There are just a handful of men and women alive today who served and fought with the Special Forces during the Second World War. They are a dwindling bunch of veterans in their twilight years whose tales of heroism and daring-do will soon be lost in time forever -- yet they still regularly get together in a gentleman's club, right in the heart of London -- The Special Forces Club.
In ten separate and astonishing accounts of ingenuity and heroism, the SUNDAY TELEGRAPH defence correspondent Sean Rayment visits this unique group of people, and through their vivid memories, transports the reader back in time to the dark days of the Second World War when Britain was again fighting on multiple fronts across the globe.

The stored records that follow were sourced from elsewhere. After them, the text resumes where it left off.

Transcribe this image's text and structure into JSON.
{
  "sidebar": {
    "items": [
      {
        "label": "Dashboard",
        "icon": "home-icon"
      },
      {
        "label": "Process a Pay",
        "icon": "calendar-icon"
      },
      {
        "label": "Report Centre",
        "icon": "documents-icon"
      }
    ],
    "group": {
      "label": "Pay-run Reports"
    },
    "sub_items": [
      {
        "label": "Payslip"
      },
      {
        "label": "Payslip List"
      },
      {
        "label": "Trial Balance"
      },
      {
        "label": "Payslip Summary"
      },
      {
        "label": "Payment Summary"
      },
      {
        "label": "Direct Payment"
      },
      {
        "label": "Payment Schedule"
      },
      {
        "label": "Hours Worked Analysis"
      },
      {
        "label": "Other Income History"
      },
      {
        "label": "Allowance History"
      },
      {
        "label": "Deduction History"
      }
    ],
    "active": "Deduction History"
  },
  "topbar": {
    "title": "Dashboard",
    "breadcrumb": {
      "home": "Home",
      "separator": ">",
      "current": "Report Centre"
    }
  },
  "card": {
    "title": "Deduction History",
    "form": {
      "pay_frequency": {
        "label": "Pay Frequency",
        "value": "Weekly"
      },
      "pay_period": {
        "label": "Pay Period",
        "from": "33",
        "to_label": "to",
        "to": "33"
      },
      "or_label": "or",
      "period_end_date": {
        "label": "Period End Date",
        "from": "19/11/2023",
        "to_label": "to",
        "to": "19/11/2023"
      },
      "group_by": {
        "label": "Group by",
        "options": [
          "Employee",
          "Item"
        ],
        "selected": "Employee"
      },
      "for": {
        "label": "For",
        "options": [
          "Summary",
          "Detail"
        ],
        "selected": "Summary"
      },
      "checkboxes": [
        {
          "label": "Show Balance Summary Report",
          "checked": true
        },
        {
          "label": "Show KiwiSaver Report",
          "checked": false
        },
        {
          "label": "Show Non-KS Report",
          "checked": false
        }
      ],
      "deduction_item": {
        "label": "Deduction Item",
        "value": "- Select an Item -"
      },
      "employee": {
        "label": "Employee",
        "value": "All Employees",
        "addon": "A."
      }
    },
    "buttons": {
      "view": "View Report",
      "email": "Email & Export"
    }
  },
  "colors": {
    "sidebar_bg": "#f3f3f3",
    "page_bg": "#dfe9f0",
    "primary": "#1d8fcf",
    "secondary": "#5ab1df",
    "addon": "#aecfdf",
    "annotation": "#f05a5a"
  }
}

These incredibly heroic tales are taken from men such as Captain John Campbell, MC and Bar and the last surviving member of 'Popski's Private Army', whose triumph over being wrongly labelled a coward led him to serve with distinction and bravery behind Rommel's lines in North Africa.
Balancing the heroism in the field of battle is the story of Noreen Riols, who worked under the legendary Colonel Maurice Buckmaster, helping train operatives in the art of counter-espionage and counter-surveillance, who was used to 'honey trap' would-be agents.
Then there is Mike Sadler, who served with David Stirling in the LRDG and took part in an SAS attack on a German airfield near el-Alamein in 1942 in which 34 aircraft were destroyed; and Harry Verlander, who served with the legendary Jedburghs, a highly secret element of the Special Operations Executive, and recalls his service during D-Day and subsequent operations in Burma.
The book covers all theatres of operations and provides a unique glimpse into why the members of the Special Forces Club are truly exceptional.
Time is running out to capture the myriad of epic stories WWII threw up over its five-year period. In their twilight years, the Special Forces Club has decided to reveal its identity at last.